Such a brilliant stroke to make Pakistan a keystone of our war "strategy." Of course, what should we expect from a land where 79 percent of the populace favors the application of "strict sharia" in every Islamic country?
PARACHINAR, Pakistan — Pakistan blocked a vital supply route for U.S. and NATO troops in Afghanistan on Thursday in apparent retaliation for an alleged cross-border helicopter strike by the coalition that killed three Pakistani frontier troops.
The blockade appeared to be a major escalation in tensions between Pakistan and the United States.
A permanent stoppage of supply trucks would place massive strains on the relationship between the two countries and hurt the Afghan war effort. Even a short halt is a reminder of the leverage Pakistan has over the United States at a crucial time in the 9-year-old war.
By midmorning, a line of around 100 NATO vehicles was waiting to cross the border into Afghanistan, officials said.
"We will have to see whether we are allies or enemies," Pakistani Interior Minister Rehman Malik said of the border incident, without mentioning the blockade.
NATO said it was investigating Pakistani reports that coalition aircraft had mistakenly attacked its forces. The coalition has on at least one other occasion acknowledged mistakenly killing Pakistani security forces stationed close to the border.
Over the weekend, NATO helicopters fired on targets in Pakistan at least two times, killing several suspected insurgents they had pursued over the border from Afghanistan.

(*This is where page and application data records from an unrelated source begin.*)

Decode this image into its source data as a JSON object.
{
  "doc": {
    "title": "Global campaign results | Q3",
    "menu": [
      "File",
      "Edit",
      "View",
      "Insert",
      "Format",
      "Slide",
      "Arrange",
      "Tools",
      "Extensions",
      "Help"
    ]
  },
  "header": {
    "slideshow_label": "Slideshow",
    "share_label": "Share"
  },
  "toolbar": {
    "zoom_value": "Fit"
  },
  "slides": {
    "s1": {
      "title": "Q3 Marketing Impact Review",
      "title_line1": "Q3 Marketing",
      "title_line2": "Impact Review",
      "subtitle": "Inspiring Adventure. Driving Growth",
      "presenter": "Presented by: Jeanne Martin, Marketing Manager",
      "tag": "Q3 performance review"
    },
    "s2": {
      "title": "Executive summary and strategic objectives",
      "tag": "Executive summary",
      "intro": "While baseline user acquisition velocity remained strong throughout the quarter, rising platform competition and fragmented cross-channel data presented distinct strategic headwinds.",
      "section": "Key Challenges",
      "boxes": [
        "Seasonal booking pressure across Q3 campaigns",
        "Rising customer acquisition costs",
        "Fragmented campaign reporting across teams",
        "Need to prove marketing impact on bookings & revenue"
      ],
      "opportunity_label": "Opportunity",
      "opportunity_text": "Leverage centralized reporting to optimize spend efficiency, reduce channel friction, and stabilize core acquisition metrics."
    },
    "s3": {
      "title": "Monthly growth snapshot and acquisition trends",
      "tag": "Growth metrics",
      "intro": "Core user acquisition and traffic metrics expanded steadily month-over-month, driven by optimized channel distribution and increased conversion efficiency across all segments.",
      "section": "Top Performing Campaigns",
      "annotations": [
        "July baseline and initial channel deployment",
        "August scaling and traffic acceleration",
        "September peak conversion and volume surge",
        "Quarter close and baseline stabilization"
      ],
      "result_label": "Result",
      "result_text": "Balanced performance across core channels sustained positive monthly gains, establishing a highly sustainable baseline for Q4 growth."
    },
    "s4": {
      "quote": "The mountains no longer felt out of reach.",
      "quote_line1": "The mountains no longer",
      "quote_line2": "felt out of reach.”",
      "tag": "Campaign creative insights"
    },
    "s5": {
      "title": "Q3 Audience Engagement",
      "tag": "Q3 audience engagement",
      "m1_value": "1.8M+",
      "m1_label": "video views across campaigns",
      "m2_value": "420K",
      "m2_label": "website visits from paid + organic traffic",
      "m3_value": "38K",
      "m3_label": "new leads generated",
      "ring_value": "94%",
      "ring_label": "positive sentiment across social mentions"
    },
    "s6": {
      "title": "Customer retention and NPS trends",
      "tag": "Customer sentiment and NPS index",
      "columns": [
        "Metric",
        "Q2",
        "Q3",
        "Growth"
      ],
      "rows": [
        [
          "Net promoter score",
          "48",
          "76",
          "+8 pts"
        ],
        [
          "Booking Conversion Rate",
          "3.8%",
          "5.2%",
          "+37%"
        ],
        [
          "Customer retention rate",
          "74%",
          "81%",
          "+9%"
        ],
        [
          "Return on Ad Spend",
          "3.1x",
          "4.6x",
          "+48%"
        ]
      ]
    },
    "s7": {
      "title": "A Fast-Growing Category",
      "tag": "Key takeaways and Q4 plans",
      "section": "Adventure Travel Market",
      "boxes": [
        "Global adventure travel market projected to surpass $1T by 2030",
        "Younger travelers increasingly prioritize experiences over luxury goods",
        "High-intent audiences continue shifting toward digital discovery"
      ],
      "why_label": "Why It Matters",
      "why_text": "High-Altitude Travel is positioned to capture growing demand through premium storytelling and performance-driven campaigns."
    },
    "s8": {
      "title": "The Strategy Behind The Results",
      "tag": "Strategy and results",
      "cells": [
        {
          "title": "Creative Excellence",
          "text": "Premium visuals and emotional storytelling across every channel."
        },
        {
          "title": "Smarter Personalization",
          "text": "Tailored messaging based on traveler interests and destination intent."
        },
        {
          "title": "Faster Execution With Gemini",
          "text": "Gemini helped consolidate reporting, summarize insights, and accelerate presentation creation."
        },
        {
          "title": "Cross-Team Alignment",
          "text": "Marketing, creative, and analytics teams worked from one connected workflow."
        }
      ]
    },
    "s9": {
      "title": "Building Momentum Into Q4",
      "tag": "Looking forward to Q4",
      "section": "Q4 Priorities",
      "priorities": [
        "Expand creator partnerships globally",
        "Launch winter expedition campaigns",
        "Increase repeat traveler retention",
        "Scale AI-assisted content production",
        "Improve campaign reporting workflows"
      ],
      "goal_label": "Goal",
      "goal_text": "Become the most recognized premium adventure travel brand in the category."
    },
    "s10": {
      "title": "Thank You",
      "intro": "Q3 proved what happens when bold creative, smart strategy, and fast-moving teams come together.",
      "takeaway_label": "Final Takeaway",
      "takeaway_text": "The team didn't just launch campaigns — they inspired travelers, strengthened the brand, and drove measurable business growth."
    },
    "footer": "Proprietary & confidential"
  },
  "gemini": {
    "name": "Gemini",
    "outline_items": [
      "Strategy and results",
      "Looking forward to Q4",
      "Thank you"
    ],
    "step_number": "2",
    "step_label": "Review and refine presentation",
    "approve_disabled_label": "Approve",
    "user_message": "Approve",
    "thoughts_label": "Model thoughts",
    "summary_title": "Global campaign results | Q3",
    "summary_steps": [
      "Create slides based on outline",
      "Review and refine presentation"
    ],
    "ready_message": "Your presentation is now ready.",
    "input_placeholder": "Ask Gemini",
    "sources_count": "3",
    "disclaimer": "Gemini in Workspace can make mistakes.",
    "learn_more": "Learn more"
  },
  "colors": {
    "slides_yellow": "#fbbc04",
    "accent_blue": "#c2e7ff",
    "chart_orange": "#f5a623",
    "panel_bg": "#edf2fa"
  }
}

Pakistan's government protested the attacks, which came in a month during which there have been an unprecedented number of U.S. drone missile strikes in the northwest, inflaming already pervasive anti-American sentiment among Pakistanis.
Prime Minister Yousuf Raza Gilani told visiting CIA director Leon Panetta in Islamabad that Pakistan was "profoundly concerned" about the missile strikes and helicopter incursions.
"Pakistan being a front-line ally in the war against terror expects its partners to respect its territorial sovereignty," he said, according to a statement from his office.
Hours after the incident, Pakistani authorities were ordered to stop NATO supply trucks from crossing into Afghanistan at the Torkham border post, a major entryway for NATO materials at the edge of the Khyber tribal region, two government officials said.
No reason was given, but earlier this week Pakistan threatened to stop providing protection to NATO convoys if the alliance's helicopters attacked targets inside Pakistan again.
The other main route into Afghanistan in southeastern Pakistan had received no orders to stop NATO trucks from crossing, which they were doing as normal, said Syed Mohammed Agha, a spokesman for the Pashin Scouts border guards.
Some 80 percent of non-lethal supplies for foreign forces fighting in landlocked Afghanistan are transported over Pakistani soil after being unloaded at docks in Karachi, a port city in the south. While NATO and the United States have alternative supply routes, the Pakistani ones are the cheapest and most convenient.
Pakistan and the U.S. have a complicated, but vital, relationship, with distrust on both sides.
Vital? How about potentially fatal?
Polls show many Pakistanis regard the United States as an enemy, and conspiracy theories abound of U.S. troops wanting to attack Pakistan and take over its nuclear weapons. ...